Photo by Michael Sharkey
“The company of other people, the vicissitudes of romantic relationships, or just being out in the world, have often made me feel anxious, uncomfortable, judged, shy, or misunderstood, and fundamentally unconnected to myself, the truest cause of loneliness,” writes novelist Kate Christensen in her new memoir. “Eating a good meal, like reading a satisfying novel, has returned me to myself during times when this disconnect was a profound internal chasm.”
And so she hangs this account of her life on a generous framework of food. The oldest daughter of a cello-playing Swiss-German refugee mother and a Marxist lawyer father, she spent her early childhood in the granola-laced Berkeley counterculture, until her father’s bouts of wife beating precipitated a divorce. Her mother moved the family to Arizona, where she scrimped her way through grad school and served up “blue plate specials”—cheap, hearty meatloaf or frozen fish fillets—to her three growing daughters. This being the 1970s, the girls seldom ate anything more exotic than the occasional TV dinner, SweeTarts, or Snickers bars.
It was a stint as a nanny and cook in France that introduced Kate to more sophisticated fare. Encountering her first soufflés, mousses, crème fraîche, and lapin à la cocotte at the height of her adolescent body consciousness led to a feast-or-famine scenario that will be depressingly familiar to many female readers: gorging on rich food, then starving herself until her jeans hung loose on her hips again. As an English major at Reed, she stared dubiously at the dreadlocked “trust fund kids” scrounging off the trays in commons, and her sense of food “became bifurcated. I ate little, but I thought about it a lot.”
She attended the Iowa Writers’ Workshop on the strength of the short stories she wrote at Reed. At age 27 she moved to New York City, where she lived and ate for two years before ever sitting down to a nice meal in a good restaurant. “If I had known that my first novel wouldn’t be published for another 10 years,” she notes, “I might have jumped out the window.” But the novels—sharp, satirical, not-quite-comedies of manners—did get written and published, six of them to date. Her highly acclaimed novel, The Great Man, practically defines its characters by their palates: the gallery owner who regales his dinner guests with tiny “Japanese woodcut” salads of pale green frisée and cerise-rimmed radish slices; the asocial artist who “would have been perfectly happy with a wedge of iceberg with a glob of bottled Russian dressing.”
Today Kate lives and eats in one of America’s best food towns, Portland, Maine, and more food-related books are in the works. The family schisms, tormented romances, and tearful restaurant scenes that she chronicles in Blue Plate Special arguably come across more entertainingly when enlivened with dialogue and transmuted into fiction, especially in The Great Man and her latest novel, The Astral.

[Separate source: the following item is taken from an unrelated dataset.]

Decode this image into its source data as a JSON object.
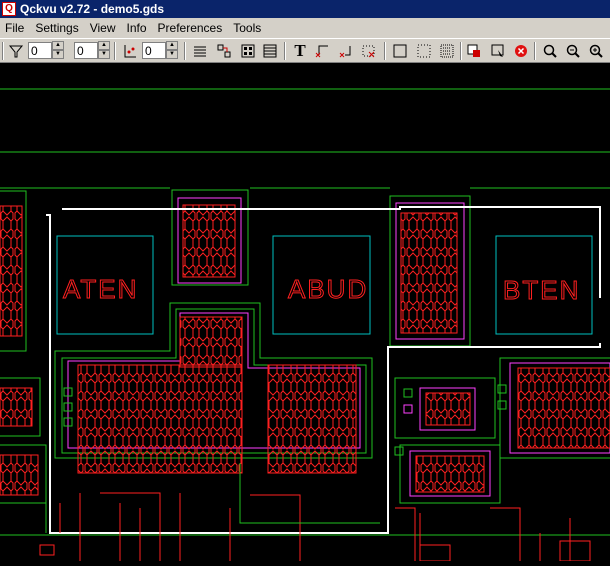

But aspiring novelists will surely appreciate her honesty, and anyone whose imagination is sparked by food will appreciate her recipes, from the tapioca pudding of toddlerhood to the “dark night of the soul” soup of middle age.